Here are just some of the steps a business can take to improve internal resilience:

Alternative Work Area Recovery – consider entering into reciprocal arrangements with clients or partners to use their space facilities in the event of a disaster. Alternatively, look to establish an arrangement with a service provider offering Disaster Recovery solutions including alternative work area recovery.

Training – train a cross section to staff in business-critical procedures to ensure minimal disruption when key employees are absent.

Due Diligence – carry out the necessary checks on key suppliers and service providers to ensure they have resilient continuity plans in place that support yours.

Talk to the Experts – the risk, resilience, business continuity and Disaster Recovery industry is booming. There are specialist consultants trained to make your life easier when it comes to company-wide resilience (and you can always speak with the Continuity Forum to get help and maybe get involved in some of thewider work we are engaged in).

Match contingency plans to operations – protect your reputation and ensure privacy policies and technical security procedures reflect your businesses profile and the contingency plans you have in place. False claims could jeopardise the business’ reputation and how it is recognised by stakeholders.

Looking closer to home, is London a Resilient City?

The answer is, not yet. London still has a long way to go until it is competing with the likes of Toronto, Vancouver and Calgary – three cities in Canada rated the least vulnerable and most adaptive cities on the planet. Or even Curitiba, Brazil, often referred to as the ‘poster child’ for sustainable urban revitalisation, or Copenhagen, Denmark, a city where 40% of its citizens cycle and with political commitment so strong they seek to be the first major capital city in the world to achieve carbon neutrality by 2025.
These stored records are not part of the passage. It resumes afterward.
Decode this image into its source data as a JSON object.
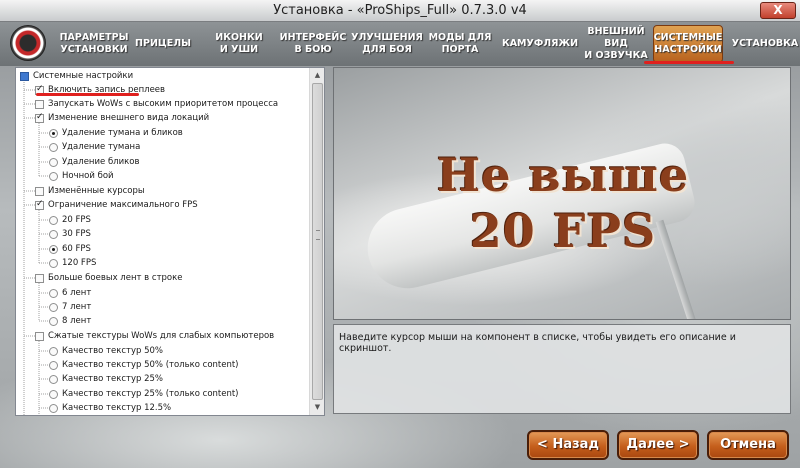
{
  "window": {
    "title": "Установка - «ProShips_Full» 0.7.3.0 v4",
    "close_label": "X"
  },
  "nav": {
    "items": [
      {
        "label": "ПАРАМЕТРЫ\nУСТАНОВКИ",
        "active": false
      },
      {
        "label": "ПРИЦЕЛЫ",
        "active": false
      },
      {
        "label": "ИКОНКИ\nИ УШИ",
        "active": false
      },
      {
        "label": "ИНТЕРФЕЙС\nВ БОЮ",
        "active": false
      },
      {
        "label": "УЛУЧШЕНИЯ\nДЛЯ БОЯ",
        "active": false
      },
      {
        "label": "МОДЫ ДЛЯ\nПОРТА",
        "active": false
      },
      {
        "label": "КАМУФЛЯЖИ",
        "active": false
      },
      {
        "label": "ВНЕШНИЙ ВИД\nИ ОЗВУЧКА",
        "active": false
      },
      {
        "label": "СИСТЕМНЫЕ\nНАСТРОЙКИ",
        "active": true
      },
      {
        "label": "УСТАНОВКА",
        "active": false
      }
    ]
  },
  "tree": {
    "root_label": "Системные настройки",
    "items": [
      {
        "label": "Включить запись реплеев",
        "kind": "checkbox",
        "checked": true
      },
      {
        "label": "Запускать WoWs с высоким приоритетом процесса",
        "kind": "checkbox",
        "checked": false
      },
      {
        "label": "Изменение внешнего вида локаций",
        "kind": "checkbox",
        "checked": true
      },
      {
        "label": "Удаление тумана и бликов",
        "kind": "radio",
        "checked": true
      },
      {
        "label": "Удаление тумана",
        "kind": "radio",
        "checked": false
      },
      {
        "label": "Удаление бликов",
        "kind": "radio",
        "checked": false
      },
      {
        "label": "Ночной бой",
        "kind": "radio",
        "checked": false
      },
      {
        "label": "Изменённые курсоры",
        "kind": "checkbox",
        "checked": false
      },
      {
        "label": "Ограничение максимального FPS",
        "kind": "checkbox",
        "checked": true
      },
      {
        "label": "20 FPS",
        "kind": "radio",
        "checked": false
      },
      {
        "label": "30 FPS",
        "kind": "radio",
        "checked": false
      },
      {
        "label": "60 FPS",
        "kind": "radio",
        "checked": true
      },
      {
        "label": "120 FPS",
        "kind": "radio",
        "checked": false
      },
      {
        "label": "Больше боевых лент в строке",
        "kind": "checkbox",
        "checked": false
      },
      {
        "label": "6 лент",
        "kind": "radio",
        "checked": false
      },
      {
        "label": "7 лент",
        "kind": "radio",
        "checked": false
      },
      {
        "label": "8 лент",
        "kind": "radio",
        "checked": false
      },
      {
        "label": "Сжатые текстуры WoWs для слабых компьютеров",
        "kind": "checkbox",
        "checked": false
      },
      {
        "label": "Качество текстур 50%",
        "kind": "radio",
        "checked": false
      },
      {
        "label": "Качество текстур 50% (только content)",
        "kind": "radio",
        "checked": false
      },
      {
        "label": "Качество текстур 25%",
        "kind": "radio",
        "checked": false
      },
      {
        "label": "Качество текстур 25% (только content)",
        "kind": "radio",
        "checked": false
      },
      {
        "label": "Качество текстур 12.5%",
        "kind": "radio",
        "checked": false
      }
    ]
  },
  "preview": {
    "line1": "Не выше",
    "line2": "20 FPS"
  },
  "description": "Наведите курсор мыши на компонент в списке, чтобы увидеть его описание и скриншот.",
  "buttons": {
    "back": "< Назад",
    "next": "Далее >",
    "cancel": "Отмена"
  },
  "colors": {
    "accent_orange": "#c55f1c",
    "highlight_red": "#e0201e",
    "preview_text": "#8a3e1c"
  }
}
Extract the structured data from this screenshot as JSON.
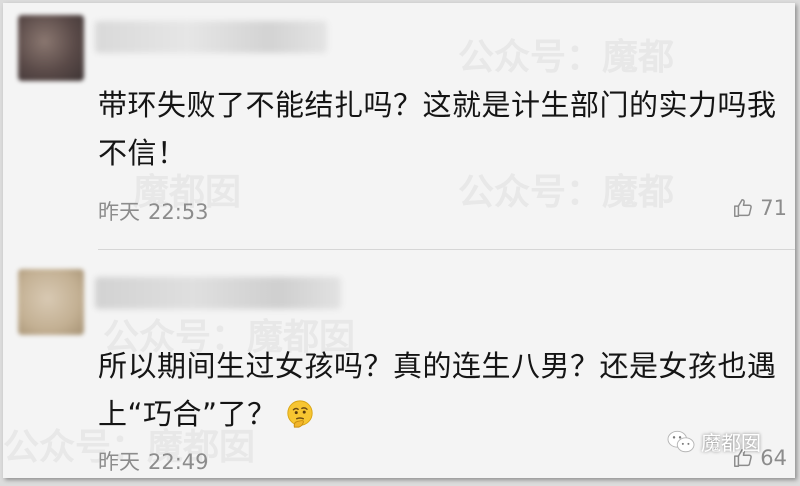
{
  "comments": [
    {
      "text": "带环失败了不能结扎吗？这就是计生部门的实力吗我不信！",
      "date": "昨天",
      "time": "22:53",
      "likes": "71"
    },
    {
      "text": "所以期间生过女孩吗？真的连生八男？还是女孩也遇上“巧合”了？",
      "date": "昨天",
      "time": "22:49",
      "likes": "64",
      "emoji_icon": "thinking-face-icon"
    }
  ],
  "watermark": {
    "line1": "公众号：魔都",
    "line2": "魔都囡",
    "line3": "公众号：魔都囡"
  },
  "badge": {
    "label": "魔都囡",
    "icon": "wechat-icon"
  }
}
That said, the Canadian cities, Curitiba and Copenhagen are very different to London. The capital is extremely densely populated making the roll-out of change and the process of operational migration arguably more difficult. However, despite these additional hurdles, there is no shying away from the fact that London needs to be doing more. The capital is a financial hub in global markets – a fact that makes its need for resilience all the more significant. We need to protect the city’s longevity in business.

What London does have is political and social commitment to the cause.

Government, businesses and communities are actively working towards a low-carbon economy as a medium to improve the city’s infrastructure. As an example, since 2003, the introduction of the congestion charge zone has been successful in reducing traffic, increasing revenue for public transit and continues to encourage greener vehicle purchases.

Going forward. it is important that the British government establishes a wider view on resilience and makes public its plans for geographical-specific climate change issues, cyber threat and security, energy and technical infrastructure improvements. While businesses often prepare for upgrades and maintenance, the same should be expected of a city and London is no exception.

Author: Rhian Robinson - Sentronex

Sentronex - IT solutions for London Financials - the perfect fit

Submitted articles do not necessarily reflect the views or formal policies of the Continuity Forum